Dealing with family law issues are difficult and often life-changing experiences. Family laws pertain to divorce, adoption, child custody, spousal support, abuse, reproductive rights, domestic violence, division of property and more, and these cases are emotionally challenging for everyone involved.
Navigating these complex cases requires careful consideration of the issues, strategic legal planning, and knowledge of the law and court procedures. Family law matters can involve rules and regulations at the State or Federal level, or both, and because we understand that each case is different we carefully consider what is best for you and then guide you through the process, including trial if necessary.
Don’t go it alone. Call on Marino & Ehle when you need an experienced, knowledgeable and compassionate family law attorney in Louisiana. We never hand off cases to lesser experienced attorneys, so when sensitive personal legal matters arise working with Marino & Ehle attorneys can improve your chances of obtaining the outcome you desire. Some areas of family law with which we are able to assist include:
Some spouses will be granted support payments while their divorce is pending in court. This is called “interim spousal support.” Interim spousal support is determined by one spouses’ need and the other spouses’ ability to pay the support.
Some spouses, under certain circumstances, will be granted “final spousal support.” The party awarded final spousal support must be “fault free” in the break up of the marriage.
For much more information concerning spousal support, please call us.
In almost every divorce case where children were born of a marriage, one spouse will have pay the other child support.
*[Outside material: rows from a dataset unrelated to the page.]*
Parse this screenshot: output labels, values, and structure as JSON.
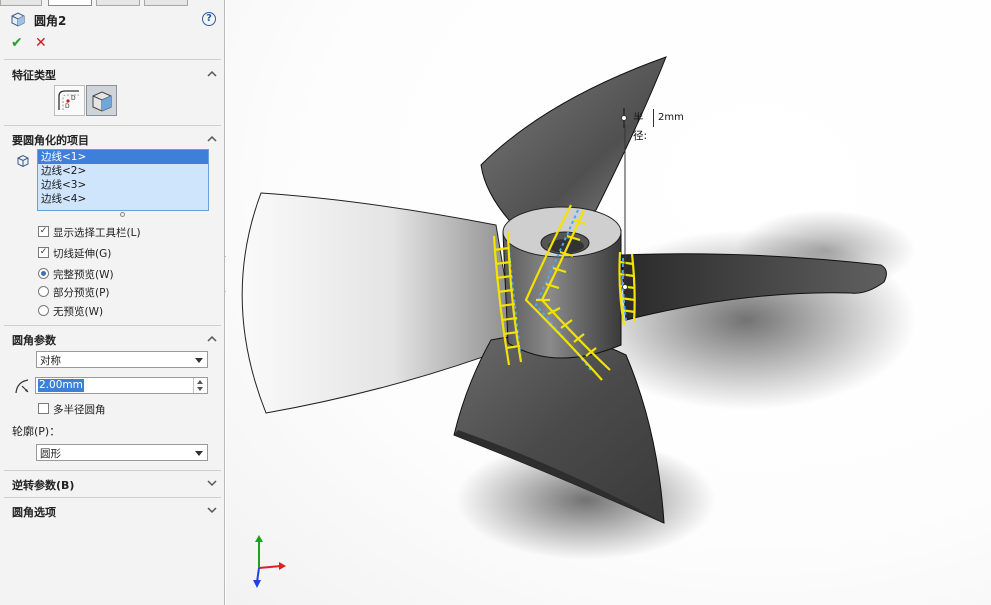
{
  "panel": {
    "title": "圆角2",
    "help_glyph": "?",
    "ok_glyph": "✔",
    "cancel_glyph": "✕",
    "sections": {
      "feature_type": "特征类型",
      "items_to_fillet": "要圆角化的项目",
      "fillet_params": "圆角参数",
      "setback_params": "逆转参数(B)",
      "fillet_options": "圆角选项"
    },
    "edges": [
      "边线<1>",
      "边线<2>",
      "边线<3>",
      "边线<4>"
    ],
    "selected_edge_index": 0,
    "checkboxes": {
      "show_selection_toolbar": "显示选择工具栏(L)",
      "tangent_propagation": "切线延伸(G)",
      "multi_radius": "多半径圆角"
    },
    "checkbox_states": {
      "show_selection_toolbar": true,
      "tangent_propagation": true,
      "multi_radius": false
    },
    "radios": {
      "full_preview": "完整预览(W)",
      "partial_preview": "部分预览(P)",
      "no_preview": "无预览(W)"
    },
    "selected_radio": "full_preview",
    "fillet_method": "对称",
    "radius_value": "2.00mm",
    "profile_label": "轮廓(P)：",
    "profile_value": "圆形"
  },
  "viewport": {
    "callout_label": "半径:",
    "callout_value": "2mm",
    "colors": {
      "edge_highlight": "#f3e300",
      "edge_selected": "#4aa8f0",
      "axis_x": "#e02020",
      "axis_y": "#20a020",
      "axis_z": "#2040e0"
    }
  }
}
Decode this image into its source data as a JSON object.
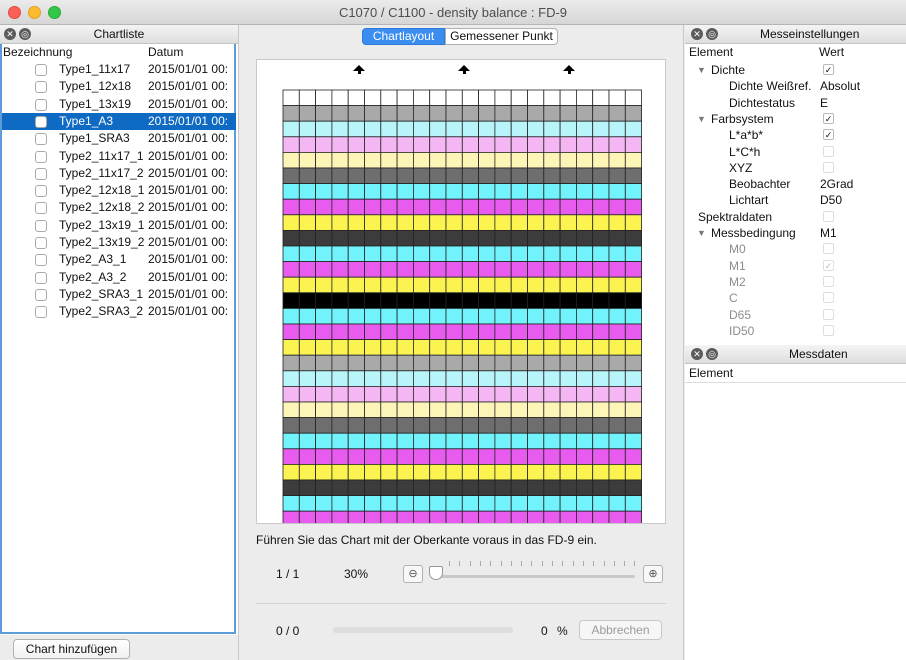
{
  "window": {
    "title": "C1070 / C1100 - density balance : FD-9"
  },
  "chartlist": {
    "title": "Chartliste",
    "col_name": "Bezeichnung",
    "col_date": "Datum",
    "rows": [
      {
        "name": "Type1_11x17",
        "date": "2015/01/01 00:"
      },
      {
        "name": "Type1_12x18",
        "date": "2015/01/01 00:"
      },
      {
        "name": "Type1_13x19",
        "date": "2015/01/01 00:"
      },
      {
        "name": "Type1_A3",
        "date": "2015/01/01 00:"
      },
      {
        "name": "Type1_SRA3",
        "date": "2015/01/01 00:"
      },
      {
        "name": "Type2_11x17_1",
        "date": "2015/01/01 00:"
      },
      {
        "name": "Type2_11x17_2",
        "date": "2015/01/01 00:"
      },
      {
        "name": "Type2_12x18_1",
        "date": "2015/01/01 00:"
      },
      {
        "name": "Type2_12x18_2",
        "date": "2015/01/01 00:"
      },
      {
        "name": "Type2_13x19_1",
        "date": "2015/01/01 00:"
      },
      {
        "name": "Type2_13x19_2",
        "date": "2015/01/01 00:"
      },
      {
        "name": "Type2_A3_1",
        "date": "2015/01/01 00:"
      },
      {
        "name": "Type2_A3_2",
        "date": "2015/01/01 00:"
      },
      {
        "name": "Type2_SRA3_1",
        "date": "2015/01/01 00:"
      },
      {
        "name": "Type2_SRA3_2",
        "date": "2015/01/01 00:"
      }
    ],
    "selected_index": 3,
    "add_button": "Chart hinzufügen"
  },
  "tabs": {
    "layout": "Chartlayout",
    "measured": "Gemessener Punkt"
  },
  "chart": {
    "columns": 22,
    "band_colors": [
      "#ffffff",
      "#a9a9a9",
      "#b7f5fb",
      "#f4b7f4",
      "#fdf5b8",
      "#6e6e6e",
      "#72f2fb",
      "#e75cef",
      "#fbf34f",
      "#3c3c3c",
      "#72f2fb",
      "#e75cef",
      "#fbf34f",
      "#000000",
      "#72f2fb",
      "#e75cef",
      "#fbf34f",
      "#a9a9a9",
      "#b7f5fb",
      "#f4b7f4",
      "#fdf5b8",
      "#6e6e6e",
      "#72f2fb",
      "#e75cef",
      "#fbf34f",
      "#3c3c3c",
      "#72f2fb",
      "#e75cef"
    ]
  },
  "instruction": "Führen Sie das Chart mit der Oberkante voraus in das FD-9 ein.",
  "pager": {
    "page": "1 / 1",
    "zoom": "30%",
    "zoom_level": 0
  },
  "progress": {
    "count": "0 / 0",
    "percent": "0",
    "percent_unit": "%",
    "value": 0,
    "cancel": "Abbrechen"
  },
  "settings": {
    "title": "Messeinstellungen",
    "col_element": "Element",
    "col_value": "Wert",
    "rows": [
      {
        "label": "Dichte",
        "value": "",
        "check": "on",
        "expander": true,
        "indent": 0,
        "dim": false
      },
      {
        "label": "Dichte Weißref.",
        "value": "Absolut",
        "check": "",
        "expander": false,
        "indent": 2,
        "dim": false
      },
      {
        "label": "Dichtestatus",
        "value": "E",
        "check": "",
        "expander": false,
        "indent": 2,
        "dim": false
      },
      {
        "label": "Farbsystem",
        "value": "",
        "check": "on",
        "expander": true,
        "indent": 0,
        "dim": false
      },
      {
        "label": "L*a*b*",
        "value": "",
        "check": "on",
        "expander": false,
        "indent": 2,
        "dim": false
      },
      {
        "label": "L*C*h",
        "value": "",
        "check": "off",
        "expander": false,
        "indent": 2,
        "dim": false
      },
      {
        "label": "XYZ",
        "value": "",
        "check": "off",
        "expander": false,
        "indent": 2,
        "dim": false
      },
      {
        "label": "Beobachter",
        "value": "2Grad",
        "check": "",
        "expander": false,
        "indent": 2,
        "dim": false
      },
      {
        "label": "Lichtart",
        "value": "D50",
        "check": "",
        "expander": false,
        "indent": 2,
        "dim": false
      },
      {
        "label": "Spektraldaten",
        "value": "",
        "check": "off",
        "expander": false,
        "indent": 0,
        "dim": false
      },
      {
        "label": "Messbedingung",
        "value": "M1",
        "check": "",
        "expander": true,
        "indent": 0,
        "dim": false
      },
      {
        "label": "M0",
        "value": "",
        "check": "off",
        "expander": false,
        "indent": 2,
        "dim": true
      },
      {
        "label": "M1",
        "value": "",
        "check": "on",
        "expander": false,
        "indent": 2,
        "dim": true
      },
      {
        "label": "M2",
        "value": "",
        "check": "off",
        "expander": false,
        "indent": 2,
        "dim": true
      },
      {
        "label": "C",
        "value": "",
        "check": "off",
        "expander": false,
        "indent": 2,
        "dim": true
      },
      {
        "label": "D65",
        "value": "",
        "check": "off",
        "expander": false,
        "indent": 2,
        "dim": true
      },
      {
        "label": "ID50",
        "value": "",
        "check": "off",
        "expander": false,
        "indent": 2,
        "dim": true
      }
    ]
  },
  "measure": {
    "title": "Messdaten",
    "col_element": "Element"
  },
  "icons": {
    "close": "close-icon",
    "detach": "detach-icon",
    "zoom_out": "zoom-out-icon",
    "zoom_in": "zoom-in-icon",
    "expander": "disclosure-triangle-icon",
    "arrow": "arrow-up-icon"
  }
}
There are many circumstances and factors to consider. Call us, we can help.
Grandparent’s Rights Cases
In some circumstances, grandparents have visitation rights. If you are a grandparent unable to visit your grandchildren because their parents have separated or divorced, call us to determine if you have visitation rights.
Community Property Partitions
During most marriages, community property is acquired. Property is considered community if it is acquired after the marriage provided there is not a separate property agreement. Community property maybe movable or immovable property. In other words, the property maybe furniture and cars (movables) or real estate (immovables). You may partition the community property only after a judgment of divorce.
The purpose of a protective order is to provide relief to victims of domestic violence. A court may grant a protective order to stop the abuse of a spouse, minor children, or any person, under certain circumstances. If you are plaintiff or defendant related to a protective order pleading, call us because we can help you.